Vascular Survey in IgG4-Related Systemic Disease
Brittany J Holmes, Nikolay G Delev, Gary R Pasternack, Marc K Halushka. The Johns Hopkins Hospital, Baltimore, MD
Background: IgG4-related systemic disease (IgG4-SD) is a rare cause of non-necrotizing ascending aortitis. However, the extent of IgG4-related arteritis outside of the aorta has not been described. Although IgG4-SD is increasingly recognized as a cause of aortic aneurysms, coronary artery dissection and sudden cardiac death have not been reported.
Design: We describe the pattern of IgG4-related arteritis in a 61-year-old African-American female. This patient died unexpectedly at home one year following an episode of presumptive lupus cerebritis that resolved with immunosuppression. An extensive vascular survey was conducted at the time of post-mortem examination. Immunohistochemical staining using anti-IgG (dilution 1:20,000, Novacastra) and anti-IgG4 (dilution 1:2,000, Invitrogen) was performed on selected sections.
Results: Postmortem examination revealed a 3 cm dissection of the ascending aorta that had propagated in a retrograde fashion into the proximal left main coronary artery. This significant coronary artery dissection caused the patient's sudden cardiac death. Microscopic examination of the proximal aorta revealed a marked lymphoplasmacytic arteritis where the dissection occurred. The plasma cells demonstrated a cytoplasmic IgG4:IgG ratio of approximately 80%. Our expanded vascular survey identified the same plasma cell-rich infiltrate affecting the entire aorta (thoracic and abdominal) as well as the bilateral common iliac arteries, left renal artery, and bilateral internal carotid arteries. The coronary arteries, right renal artery and splenic artery were unaffected.
Conclusions: We report the first extensive vascular survey of IgG4-SD, demonstrating that IgG4-SD can cause large-vessel vasculitis beyond the aorta. While IgG4-SD is typically viewed as a chronic disease, this case is also notable as the first report of IgG4-SD-induced sudden death and illustrates the possibility of vascular catastrophe due to IgG4-related arteritis.
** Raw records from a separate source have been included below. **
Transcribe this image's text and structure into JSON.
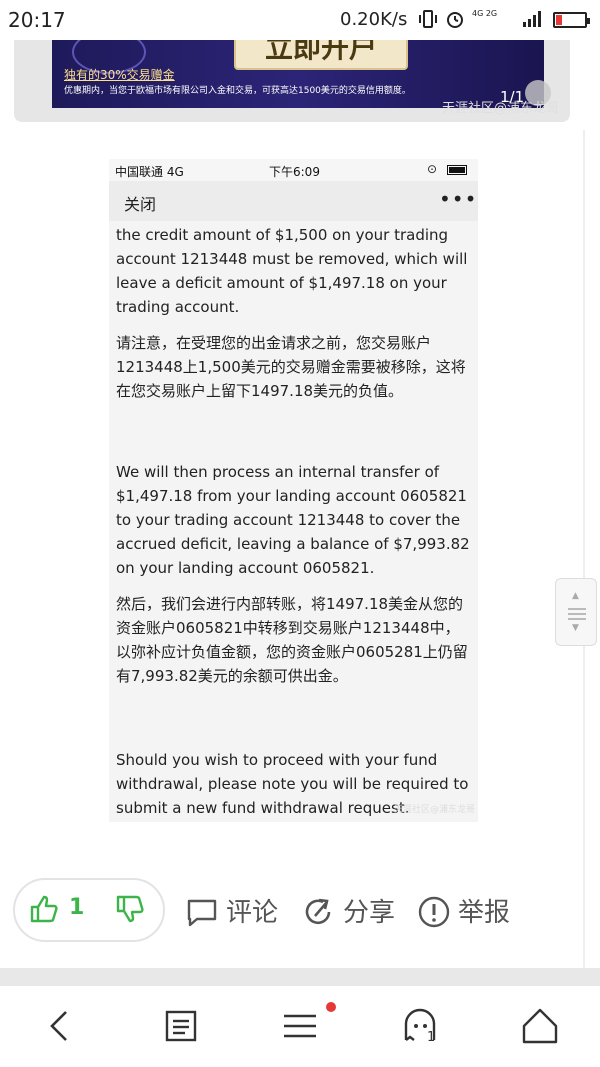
{
  "status_bar": {
    "time": "20:17",
    "speed": "0.20K/s",
    "network_badge": "4G 2G",
    "icons": [
      "vibrate-icon",
      "alarm-icon",
      "signal-icon",
      "battery-low-icon"
    ],
    "battery_level": 0.2
  },
  "banner": {
    "cta": "立即开户",
    "title": "独有的30%交易赠金",
    "desc": "优惠期内，当您于欧福市场有限公司入金和交易，可获高达1500美元的交易信用额度。",
    "page": "1/1",
    "watermark": "天涯社区@浦东龙哥"
  },
  "shot": {
    "status": {
      "carrier": "中国联通  4G",
      "time": "下午6:09"
    },
    "nav": {
      "close": "关闭",
      "more": "•••"
    },
    "paragraphs": [
      "the credit amount of $1,500 on your trading account 1213448 must be removed, which will leave a deficit amount of $1,497.18 on your trading account.",
      "请注意，在受理您的出金请求之前，您交易账户1213448上1,500美元的交易赠金需要被移除，这将在您交易账户上留下1497.18美元的负值。",
      "We will then process an internal transfer of $1,497.18 from your landing account 0605821 to your trading account 1213448 to cover the accrued deficit, leaving a balance of $7,993.82 on your landing account 0605821.",
      "然后，我们会进行内部转账，将1497.18美金从您的资金账户0605821中转移到交易账户1213448中，以弥补应计负值金额，您的资金账户0605281上仍留有7,993.82美元的余额可供出金。",
      "Should you wish to proceed with your fund withdrawal, please note you will be required to submit a new fund withdrawal request."
    ],
    "watermark": "天涯社区@浦东龙哥"
  },
  "actions": {
    "vote_count": "1",
    "comment": "评论",
    "share": "分享",
    "report": "举报"
  },
  "bottom_nav": {
    "items": [
      "back-icon",
      "reader-icon",
      "menu-icon",
      "chat-icon",
      "home-icon"
    ],
    "chat_count": "1"
  },
  "colors": {
    "accent_green": "#3cb44a",
    "badge_red": "#e53935",
    "banner_bg": "#241f6a"
  }
}
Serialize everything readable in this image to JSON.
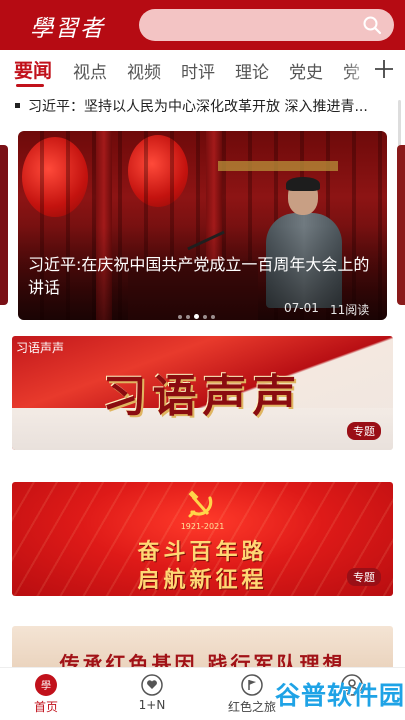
{
  "header": {
    "logo_text": "學習者",
    "search": {
      "placeholder": ""
    }
  },
  "tabs": [
    "要闻",
    "视点",
    "视频",
    "时评",
    "理论",
    "党史",
    "党"
  ],
  "active_tab": 0,
  "ticker": {
    "text": "习近平：坚持以人民为中心深化改革开放 深入推进青..."
  },
  "carousel": {
    "title": "习近平:在庆祝中国共产党成立一百周年大会上的讲话",
    "date": "07-01",
    "reads": "11阅读",
    "dot_count": 5,
    "active_dot": 2
  },
  "banners": [
    {
      "top_label": "习语声声",
      "headline": "习语声声",
      "badge": "专题"
    },
    {
      "years": "1921-2021",
      "line1": "奋斗百年路",
      "line2": "启航新征程",
      "badge": "专题"
    },
    {
      "headline": "传承红色基因 践行军队理想"
    }
  ],
  "bottom_nav": [
    {
      "label": "首页",
      "active": true,
      "icon": "home-logo-icon"
    },
    {
      "label": "1+N",
      "active": false,
      "icon": "heart-bubble-icon"
    },
    {
      "label": "红色之旅",
      "active": false,
      "icon": "flag-bubble-icon"
    },
    {
      "label": "",
      "active": false,
      "icon": "user-icon"
    }
  ],
  "watermark": {
    "text": "谷普软件园"
  },
  "colors": {
    "brand_red": "#b60b13",
    "accent_red": "#c1111b",
    "watermark_blue": "#1fa3e6"
  }
}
Wednesday, March 21, 2012 1:00 PM
Poster Session VI # 41, Wednesday Afternoon